There is a wide gulf between old universities, with Cambridge spending Pounds 122.68 per student and UMIST spending just Pounds 23. But the figures show that some younger universities are outspending their more traditional rivals. Dundee, spending Pounds 60.43 per student, appears in the top five institutions, ahead of St Andrews, which spends Pounds 51.47. Also, major metropolitan universities like Birmingham and Liverpool are now spending considerably less per student than many ex-polytechnics.
But generally, the new universities have fared worse than their more traditional counterparts. Books spending has fallen by 49.4 per cent, and although Sunderland allocates Pounds 66.99 per student, which would place it fourth in the old university league, All those in the bottom four places are new universities.
The new universities have also made more severe cuts in spending on periodicals. Across the board, new universities spend Pounds 26.67 per student, a fall of 21.1 per cent, whereas old universities spent Pounds 73.90 per student, an increase of 6.3 per cent. Among old universities, just under half have cut the budget for learned journals, including universities which cherish a strong research reputation, like Durham, Warwick and Birmingham. Warwick spent Pounds 698,000 in 1993/94 instead of Pounds 892,000 at 1978/79 prices. Added to a 51.6 per cent drop in book spending, Warwick is now spending Pounds 70 less per student in real terms.
Amid this gloom, which the Publishers Association calls "dismal", there are, according to John Davies of the Council of Academic and Professional Publishers, "some signs that universities have made some effort to slow down or even improve this process of decline over the last two years".

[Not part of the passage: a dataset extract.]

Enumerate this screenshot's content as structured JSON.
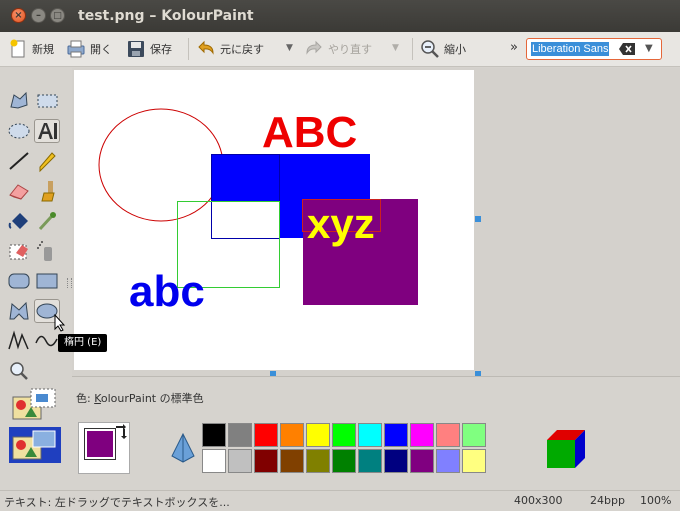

Leicester University has increased its spending on books by 54.4 per cent. Even more dramatic, Sunderland University has seen its book spending jump by 164.2 per cent.